Janet Trenda says
Lovely- thanks for the invitation to be real.
Grace P. Cho says
In it together!
Beth Williams says
I find it interesting how God gets our attention. Often times we feel we must go & do for God to earn His love & affection. Not so! He only desires a relationship with us. One that involves lots of conversations, Bible reading & study. Jesus says “Be still & know that I am God”. He asks us to stop striving & just be with Him. It is then when all is quiet that we really truly get to know God. That is also the time we can hear Him. Putting margin in our lives helps us to slow down enough to understand ourselves better & then we can get to know the God of the universe.
Grace P. Cho says
Mmm love that Psalm 46:10 reference! Yes and amen!
Henry Lee says
Grace…Thank for your sharing…I learned now to know God more than before after retirement from work especially thru this pandemic as I spend more time with God reading Bible and think of his message daily and pray with His Words daily…I began to learn more of myself as I spend more time with God with His Words and in Prayers..
Grace P. Cho says
I can imagine how retirement is such a transition. We find ourselves and God in new ways in different seasons. I pray that this season for you is a gift and an invitation to come near to Him again, Henry!
So very true! “When we know ourselves better, we know God better.” I have known this in my own life, being thankful and accepting of God’s design – The way He created me! The way I used to see myself in all the flaws and quirks are His special and unique way of loving me, down to the last curl on my head!
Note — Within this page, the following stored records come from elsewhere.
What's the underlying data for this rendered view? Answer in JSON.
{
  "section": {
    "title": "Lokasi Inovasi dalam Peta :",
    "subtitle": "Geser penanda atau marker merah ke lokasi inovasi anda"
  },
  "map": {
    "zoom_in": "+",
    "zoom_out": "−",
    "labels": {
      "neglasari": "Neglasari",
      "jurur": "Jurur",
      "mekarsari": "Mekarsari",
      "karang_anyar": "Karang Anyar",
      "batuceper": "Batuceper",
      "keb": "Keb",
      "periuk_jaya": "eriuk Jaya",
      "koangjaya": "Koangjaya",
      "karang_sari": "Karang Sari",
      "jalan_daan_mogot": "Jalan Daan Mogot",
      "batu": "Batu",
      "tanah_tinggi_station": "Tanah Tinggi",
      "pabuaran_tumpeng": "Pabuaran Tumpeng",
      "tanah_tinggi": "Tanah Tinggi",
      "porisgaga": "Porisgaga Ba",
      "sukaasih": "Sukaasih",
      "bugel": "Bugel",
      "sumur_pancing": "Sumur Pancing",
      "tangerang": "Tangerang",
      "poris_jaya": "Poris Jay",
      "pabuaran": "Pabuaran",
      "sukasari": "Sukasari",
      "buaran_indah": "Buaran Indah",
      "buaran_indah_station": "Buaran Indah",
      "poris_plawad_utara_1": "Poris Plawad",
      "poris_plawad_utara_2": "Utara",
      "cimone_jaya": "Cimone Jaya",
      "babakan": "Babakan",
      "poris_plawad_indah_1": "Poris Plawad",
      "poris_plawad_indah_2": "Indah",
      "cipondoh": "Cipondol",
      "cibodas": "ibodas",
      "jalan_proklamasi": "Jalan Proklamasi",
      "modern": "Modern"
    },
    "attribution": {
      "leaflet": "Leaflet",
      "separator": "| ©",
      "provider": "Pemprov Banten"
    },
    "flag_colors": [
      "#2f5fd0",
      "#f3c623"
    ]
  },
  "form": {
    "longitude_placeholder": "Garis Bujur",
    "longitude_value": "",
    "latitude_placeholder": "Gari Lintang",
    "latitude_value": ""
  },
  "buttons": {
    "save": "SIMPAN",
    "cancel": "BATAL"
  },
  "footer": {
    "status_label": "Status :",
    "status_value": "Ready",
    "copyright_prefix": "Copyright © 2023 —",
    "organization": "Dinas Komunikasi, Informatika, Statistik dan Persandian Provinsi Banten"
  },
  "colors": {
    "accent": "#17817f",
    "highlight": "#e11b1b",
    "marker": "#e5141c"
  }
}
Thank you for this beautiful message : )
Grace P. Cho says
Love that, Carolyn!